╭─ Source material

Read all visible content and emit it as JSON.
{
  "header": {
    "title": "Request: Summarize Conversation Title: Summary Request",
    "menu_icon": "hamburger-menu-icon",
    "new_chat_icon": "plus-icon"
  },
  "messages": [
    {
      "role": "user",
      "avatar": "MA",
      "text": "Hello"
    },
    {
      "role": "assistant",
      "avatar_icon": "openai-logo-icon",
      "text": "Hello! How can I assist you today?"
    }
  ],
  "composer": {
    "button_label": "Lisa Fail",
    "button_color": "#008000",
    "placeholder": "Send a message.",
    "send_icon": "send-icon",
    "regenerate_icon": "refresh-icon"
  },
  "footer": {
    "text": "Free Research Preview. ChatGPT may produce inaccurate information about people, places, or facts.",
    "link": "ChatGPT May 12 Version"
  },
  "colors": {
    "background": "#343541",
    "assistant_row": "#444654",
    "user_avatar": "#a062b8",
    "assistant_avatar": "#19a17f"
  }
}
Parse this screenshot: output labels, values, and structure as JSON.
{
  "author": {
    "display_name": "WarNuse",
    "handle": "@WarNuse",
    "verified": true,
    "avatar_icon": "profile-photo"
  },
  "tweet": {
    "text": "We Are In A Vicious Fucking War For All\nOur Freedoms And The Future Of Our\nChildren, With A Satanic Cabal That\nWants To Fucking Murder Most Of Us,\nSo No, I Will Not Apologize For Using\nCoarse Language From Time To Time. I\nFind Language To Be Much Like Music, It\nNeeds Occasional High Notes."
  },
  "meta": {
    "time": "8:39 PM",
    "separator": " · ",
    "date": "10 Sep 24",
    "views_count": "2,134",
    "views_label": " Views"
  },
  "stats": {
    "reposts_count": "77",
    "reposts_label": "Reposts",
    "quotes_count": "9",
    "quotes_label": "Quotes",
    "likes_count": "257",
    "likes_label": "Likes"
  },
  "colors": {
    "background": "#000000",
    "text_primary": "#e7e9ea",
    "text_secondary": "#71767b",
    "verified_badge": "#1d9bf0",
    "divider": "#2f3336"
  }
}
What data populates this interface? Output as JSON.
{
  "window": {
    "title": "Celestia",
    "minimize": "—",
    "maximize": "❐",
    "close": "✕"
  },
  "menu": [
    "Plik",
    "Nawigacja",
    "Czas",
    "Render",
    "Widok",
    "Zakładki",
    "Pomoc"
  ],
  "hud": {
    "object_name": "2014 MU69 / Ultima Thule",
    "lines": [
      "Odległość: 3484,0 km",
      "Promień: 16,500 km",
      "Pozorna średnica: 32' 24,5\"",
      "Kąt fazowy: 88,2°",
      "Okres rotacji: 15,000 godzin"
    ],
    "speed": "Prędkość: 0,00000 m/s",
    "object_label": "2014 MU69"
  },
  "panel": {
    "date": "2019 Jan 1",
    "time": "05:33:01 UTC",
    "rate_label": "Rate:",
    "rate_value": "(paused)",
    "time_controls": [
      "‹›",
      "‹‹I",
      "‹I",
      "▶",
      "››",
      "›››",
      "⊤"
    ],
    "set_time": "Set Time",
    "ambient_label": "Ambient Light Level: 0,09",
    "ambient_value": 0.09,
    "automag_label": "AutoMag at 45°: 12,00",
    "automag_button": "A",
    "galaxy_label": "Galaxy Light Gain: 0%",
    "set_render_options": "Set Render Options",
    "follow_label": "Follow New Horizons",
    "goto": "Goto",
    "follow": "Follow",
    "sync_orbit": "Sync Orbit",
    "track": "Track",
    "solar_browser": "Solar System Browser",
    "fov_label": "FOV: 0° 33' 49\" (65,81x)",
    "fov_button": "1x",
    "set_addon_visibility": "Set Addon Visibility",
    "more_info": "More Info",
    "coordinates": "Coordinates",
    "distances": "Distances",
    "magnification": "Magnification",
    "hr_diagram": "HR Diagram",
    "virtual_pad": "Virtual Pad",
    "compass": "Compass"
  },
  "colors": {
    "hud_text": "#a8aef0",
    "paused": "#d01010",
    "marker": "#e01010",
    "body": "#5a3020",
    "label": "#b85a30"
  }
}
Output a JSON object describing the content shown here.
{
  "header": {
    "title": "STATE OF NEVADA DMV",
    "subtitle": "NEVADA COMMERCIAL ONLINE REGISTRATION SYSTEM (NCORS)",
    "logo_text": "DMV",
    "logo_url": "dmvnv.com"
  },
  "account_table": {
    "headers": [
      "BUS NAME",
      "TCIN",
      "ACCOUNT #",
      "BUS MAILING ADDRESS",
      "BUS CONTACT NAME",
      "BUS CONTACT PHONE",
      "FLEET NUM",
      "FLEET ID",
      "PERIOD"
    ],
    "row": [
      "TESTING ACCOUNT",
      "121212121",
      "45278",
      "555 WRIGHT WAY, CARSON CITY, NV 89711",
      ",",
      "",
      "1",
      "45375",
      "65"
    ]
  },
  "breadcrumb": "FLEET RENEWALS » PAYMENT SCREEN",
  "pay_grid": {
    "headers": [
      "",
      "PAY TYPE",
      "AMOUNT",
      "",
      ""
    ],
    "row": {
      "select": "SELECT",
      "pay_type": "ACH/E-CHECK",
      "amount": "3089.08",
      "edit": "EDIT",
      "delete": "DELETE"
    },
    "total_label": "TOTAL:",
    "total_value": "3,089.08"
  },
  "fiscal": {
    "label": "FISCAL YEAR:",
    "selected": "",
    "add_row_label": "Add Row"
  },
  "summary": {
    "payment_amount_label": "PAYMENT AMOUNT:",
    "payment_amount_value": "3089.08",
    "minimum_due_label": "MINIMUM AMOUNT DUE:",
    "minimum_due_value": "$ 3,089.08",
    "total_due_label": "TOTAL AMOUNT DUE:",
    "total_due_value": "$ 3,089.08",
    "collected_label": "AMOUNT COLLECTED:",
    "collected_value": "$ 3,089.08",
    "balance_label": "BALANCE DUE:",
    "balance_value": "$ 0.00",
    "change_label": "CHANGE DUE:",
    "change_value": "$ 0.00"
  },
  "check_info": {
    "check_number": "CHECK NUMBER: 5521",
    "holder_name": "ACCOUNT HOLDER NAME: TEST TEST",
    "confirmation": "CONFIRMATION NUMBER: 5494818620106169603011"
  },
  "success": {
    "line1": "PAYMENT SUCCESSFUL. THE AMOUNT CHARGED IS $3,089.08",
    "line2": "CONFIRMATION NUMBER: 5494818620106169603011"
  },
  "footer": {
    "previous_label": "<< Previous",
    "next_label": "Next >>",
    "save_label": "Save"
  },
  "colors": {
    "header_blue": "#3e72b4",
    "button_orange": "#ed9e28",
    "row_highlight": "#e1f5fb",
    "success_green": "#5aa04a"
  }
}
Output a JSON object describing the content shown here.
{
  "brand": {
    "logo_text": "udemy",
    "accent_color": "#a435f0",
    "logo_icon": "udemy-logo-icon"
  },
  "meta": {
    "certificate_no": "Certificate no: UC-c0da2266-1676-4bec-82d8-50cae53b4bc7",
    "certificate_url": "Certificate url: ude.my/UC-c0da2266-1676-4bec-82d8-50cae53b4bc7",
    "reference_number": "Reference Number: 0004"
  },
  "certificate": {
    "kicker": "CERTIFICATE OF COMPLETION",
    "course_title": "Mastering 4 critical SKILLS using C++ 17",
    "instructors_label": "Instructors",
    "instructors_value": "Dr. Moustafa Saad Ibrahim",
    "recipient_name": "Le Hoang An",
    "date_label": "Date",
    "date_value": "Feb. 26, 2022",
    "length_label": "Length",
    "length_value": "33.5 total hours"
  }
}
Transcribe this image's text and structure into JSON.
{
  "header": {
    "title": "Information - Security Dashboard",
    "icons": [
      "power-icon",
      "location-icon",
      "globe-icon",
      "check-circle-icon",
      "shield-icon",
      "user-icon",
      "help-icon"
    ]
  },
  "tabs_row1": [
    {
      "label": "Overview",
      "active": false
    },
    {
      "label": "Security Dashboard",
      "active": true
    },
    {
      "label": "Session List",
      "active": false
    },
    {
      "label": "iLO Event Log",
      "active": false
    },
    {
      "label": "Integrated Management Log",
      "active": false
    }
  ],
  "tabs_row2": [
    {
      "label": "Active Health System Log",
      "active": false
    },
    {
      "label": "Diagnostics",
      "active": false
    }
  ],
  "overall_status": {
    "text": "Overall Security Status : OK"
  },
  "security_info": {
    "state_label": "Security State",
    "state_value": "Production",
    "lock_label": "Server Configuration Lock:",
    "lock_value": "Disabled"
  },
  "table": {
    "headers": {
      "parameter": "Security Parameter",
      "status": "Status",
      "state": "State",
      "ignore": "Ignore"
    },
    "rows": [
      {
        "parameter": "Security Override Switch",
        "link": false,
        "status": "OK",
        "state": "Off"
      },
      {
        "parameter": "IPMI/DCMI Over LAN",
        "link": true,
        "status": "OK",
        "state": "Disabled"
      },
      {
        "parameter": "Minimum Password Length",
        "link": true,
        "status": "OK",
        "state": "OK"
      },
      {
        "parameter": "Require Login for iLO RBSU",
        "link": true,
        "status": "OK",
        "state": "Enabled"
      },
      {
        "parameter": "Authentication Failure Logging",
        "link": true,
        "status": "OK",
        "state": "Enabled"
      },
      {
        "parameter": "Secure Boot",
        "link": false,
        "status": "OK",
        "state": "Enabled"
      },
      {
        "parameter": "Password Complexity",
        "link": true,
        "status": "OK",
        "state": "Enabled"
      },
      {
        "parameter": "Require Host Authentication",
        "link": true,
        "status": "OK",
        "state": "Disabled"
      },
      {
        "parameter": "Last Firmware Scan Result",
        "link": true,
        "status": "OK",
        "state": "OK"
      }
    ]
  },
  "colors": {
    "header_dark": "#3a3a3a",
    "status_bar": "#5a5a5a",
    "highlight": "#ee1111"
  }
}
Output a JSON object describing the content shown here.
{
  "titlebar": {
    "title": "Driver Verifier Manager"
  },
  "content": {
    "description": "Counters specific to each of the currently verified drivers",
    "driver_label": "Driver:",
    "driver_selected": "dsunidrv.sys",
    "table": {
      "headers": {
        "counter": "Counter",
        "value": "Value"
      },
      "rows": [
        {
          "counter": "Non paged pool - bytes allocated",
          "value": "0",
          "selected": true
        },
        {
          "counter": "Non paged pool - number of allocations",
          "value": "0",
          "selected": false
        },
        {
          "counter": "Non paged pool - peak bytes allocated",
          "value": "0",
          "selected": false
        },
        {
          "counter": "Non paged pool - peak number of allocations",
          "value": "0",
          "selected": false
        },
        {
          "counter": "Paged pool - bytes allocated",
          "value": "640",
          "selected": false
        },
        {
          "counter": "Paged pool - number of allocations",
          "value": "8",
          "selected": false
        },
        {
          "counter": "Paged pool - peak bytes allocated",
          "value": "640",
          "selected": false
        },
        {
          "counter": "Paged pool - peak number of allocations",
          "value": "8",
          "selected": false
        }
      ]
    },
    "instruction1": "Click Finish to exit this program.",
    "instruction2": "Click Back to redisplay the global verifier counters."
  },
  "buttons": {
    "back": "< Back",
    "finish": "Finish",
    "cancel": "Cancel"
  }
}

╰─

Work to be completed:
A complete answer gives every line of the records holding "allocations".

Written solution:
          "counter": "Non paged pool - number of allocations",
          "counter": "Non paged pool - peak number of allocations",
          "counter": "Paged pool - number of allocations",
          "counter": "Paged pool - peak number of allocations",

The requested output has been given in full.